What Is a Backflow Preventer? Do I Need One?
If you have a sprinkler or irrigation system that is connected to a public water system, you should know about irrigation backflow preventers. Depending on where you live, it may be required to add a backflow irrigation device to prevent contamination of the public water supply. What is a backflow preventer, and should you have one installed on your irrigation system? Here is what you need to know about these devices and who should talk to their landscaper about installing one on their sprinkler system.
What Is the Purpose of a Backflow Preventer?
Irrigation systems that use water from a potable or drinkable source should include an irrigation backflow preventer. This is a plumbing fixture that allows water to only go one way through a pipe – it cannot travel back the way that it came in. What is the purpose of a backflow preventer? The main purpose is to prevent water exposed to toxins in the soil to backflow into the potable or drinkable water supply.
Irrigation systems tend to have underground pipes that are surrounded by chemicals that are added to the soil to create the desired lawn. Fertilizers, weed killers and other chemicals are commonly found in the soil, as well as bacteria from pet feces and other sources. When water is released from irrigation systems, it is possible that water from the ground can find its way back into the pipes. It is important to prevent this contaminated water from traveling back to the water supply.
How Does a Backflow Preventer Work?
There are different types of irrigation backflow preventer options, but they all offer similar effects. The goal is to create a one-way path for water to flow into your irrigation system but keep all water from flowing backward through the pipes. Some basic backflow devices are simple valves – while these are less expensive, they are also less reliable. For higher pressure systems, a backflow prevention system may be required that uses vacuum pressure to prevent water backflow.
Backflow occurs when pressure drops from the water supply. Normally, the water pressure is pushing toward the irrigation system, but there are times when this pressure drops. This can cause a suction that pulls water into the pipe and toward the water source. When the water utility company shuts the water supply down to fix a pipe or other changes in pressure occur, contaminated water from your yard can be pulled into the irrigation system. This is when a backflow preventer is needed to stop the toxic water from traveling to the potable water.
Who Needs a Backflow Preventer?
Anyone who has an irrigation or sprinkler system that receives water from a potable source should have a device to prevent backflow. This could be a private well or public water supply. Potable water is drinkable water – there are many toxins in a lawn that can make humans and animals sick if they drink them. Some toxins may even be fatal, which is why most regions have health codes and laws concerning backflow prevention devices.

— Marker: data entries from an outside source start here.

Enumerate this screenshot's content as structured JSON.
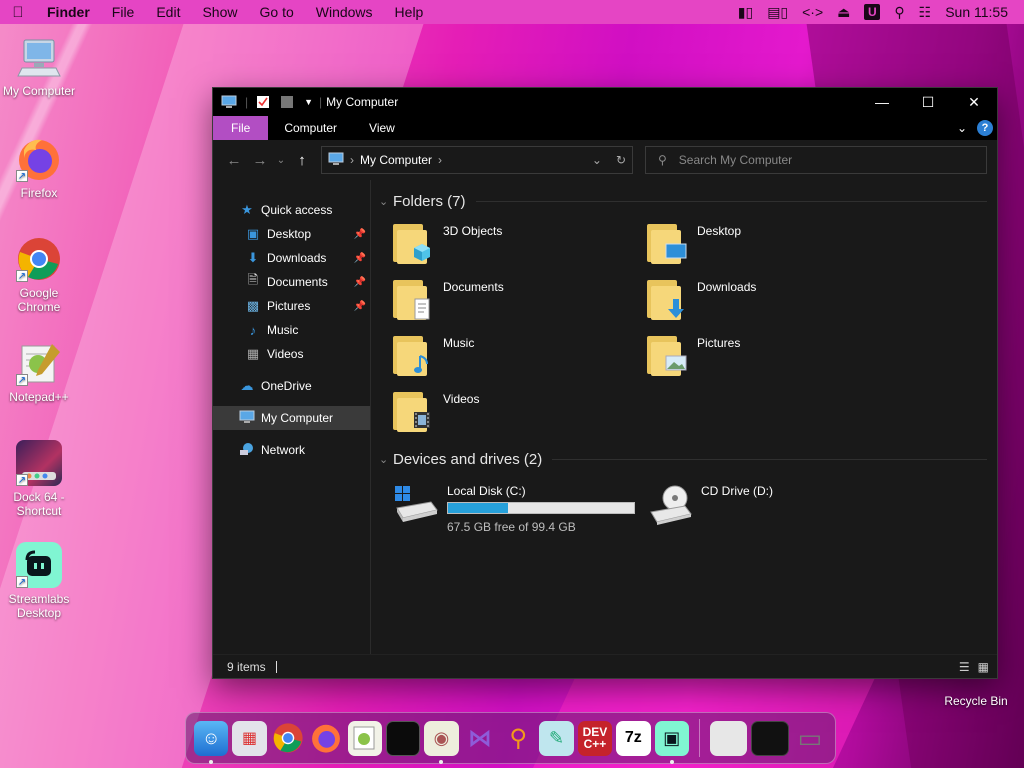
{
  "menubar": {
    "app": "Finder",
    "items": [
      "File",
      "Edit",
      "Show",
      "Go to",
      "Windows",
      "Help"
    ],
    "clock": "Sun 11:55",
    "u_icon": "U"
  },
  "desktop": {
    "icons": [
      {
        "label": "My Computer"
      },
      {
        "label": "Firefox"
      },
      {
        "label": "Google Chrome"
      },
      {
        "label": "Notepad++"
      },
      {
        "label": "Dock 64 - Shortcut"
      },
      {
        "label": "Streamlabs Desktop"
      }
    ],
    "recycle_bin": "Recycle Bin"
  },
  "window": {
    "title": "My Computer",
    "ribbon": {
      "file": "File",
      "computer": "Computer",
      "view": "View",
      "help": "?"
    },
    "address": {
      "crumb": "My Computer"
    },
    "search": {
      "placeholder": "Search My Computer"
    },
    "sidebar": {
      "quick_access": "Quick access",
      "items": [
        "Desktop",
        "Downloads",
        "Documents",
        "Pictures",
        "Music",
        "Videos"
      ],
      "onedrive": "OneDrive",
      "my_computer": "My Computer",
      "network": "Network"
    },
    "folders_header": "Folders (7)",
    "folders": [
      "3D Objects",
      "Desktop",
      "Documents",
      "Downloads",
      "Music",
      "Pictures",
      "Videos"
    ],
    "drives_header": "Devices and drives (2)",
    "drives": [
      {
        "name": "Local Disk (C:)",
        "free": "67.5 GB free of 99.4 GB",
        "used_fraction": 0.32
      },
      {
        "name": "CD Drive (D:)"
      }
    ],
    "status": "9 items"
  },
  "colors": {
    "accent": "#b24ec3",
    "progress": "#26a0da",
    "folder": "#f6d77a"
  }
}
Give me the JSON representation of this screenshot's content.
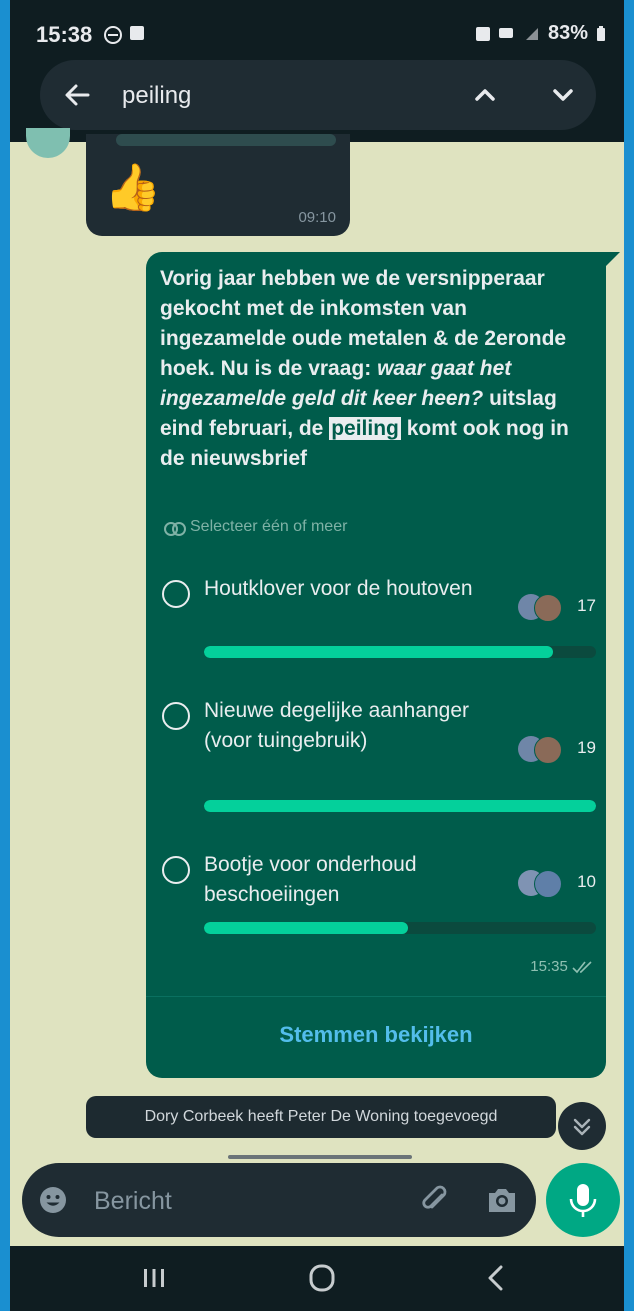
{
  "status_bar": {
    "time": "15:38",
    "battery": "83%"
  },
  "search": {
    "query": "peiling"
  },
  "incoming": {
    "sender": "",
    "emoji": "👍",
    "time": "09:10"
  },
  "poll": {
    "question_parts": [
      "Vorig jaar hebben we de versnipperaar gekocht met de inkomsten van ingezamelde oude metalen & de 2eronde hoek. Nu is de vraag: ",
      "waar gaat het ingezamelde geld dit keer heen?",
      " uitslag eind februari, de ",
      "peiling",
      " komt ook nog in de nieuwsbrief"
    ],
    "select_hint": "Selecteer één of meer",
    "options": [
      {
        "label": "Houtklover voor de houtoven",
        "votes": "17",
        "fraction": 0.89
      },
      {
        "label": "Nieuwe degelijke aanhanger (voor tuingebruik)",
        "votes": "19",
        "fraction": 1.0
      },
      {
        "label": "Bootje voor onderhoud beschoeiingen",
        "votes": "10",
        "fraction": 0.52
      }
    ],
    "time": "15:35",
    "view_votes_label": "Stemmen bekijken"
  },
  "system_notice": "Dory Corbeek heeft Peter De Woning toegevoegd",
  "composer": {
    "placeholder": "Bericht"
  },
  "colors": {
    "accent": "#00a884",
    "bubble_out": "#005c4b",
    "link": "#53bdeb",
    "poll_bar": "#04d09b"
  }
}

If you are connected to a public water supply, there may be laws in place regarding using a backflow preventer on irrigation systems. You can contact your local health department to learn more about what types of irrigation backflow devices are required for residential and commercial sprinkler systems. Most commercial systems will need a reduced pressure-type backflow preventer (RP unit) due to the higher risks. Residential systems can possibly use a double check type backflow preventer (DC unit).
How to Install a Backflow Prevention Device
There are very specific ways to install a backflow preventer. Irrigation systems may need a device on each control valve, or you may only need one on the main water valve. If the device is not installed correctly, it may not meet the health codes in your area and may still put the potable water supply at risk of contamination. Since these devices do require an investment, you want to ensure you install the right equipment and that it is working correctly.
Many landscaping companies install and maintain irrigation systems, including installing RP or DC units. A professional installer should know the local codes and best type of devices to use for your system. Investing in a professional installation is worthwhile to avoid fines and to ensure your family and neighbors are protected from toxic water contamination.
Most private and commercial property owners that have an irrigation system connected to a potable water supply need a backflow preventer. Want to learn more about what is the purpose of a backflow preventer? Find out which backflow preventer you need by talking to a local landscape company that provides sprinkler installation. Your landscaper can inspect your irrigation system and recommend the right backflow device for your needs.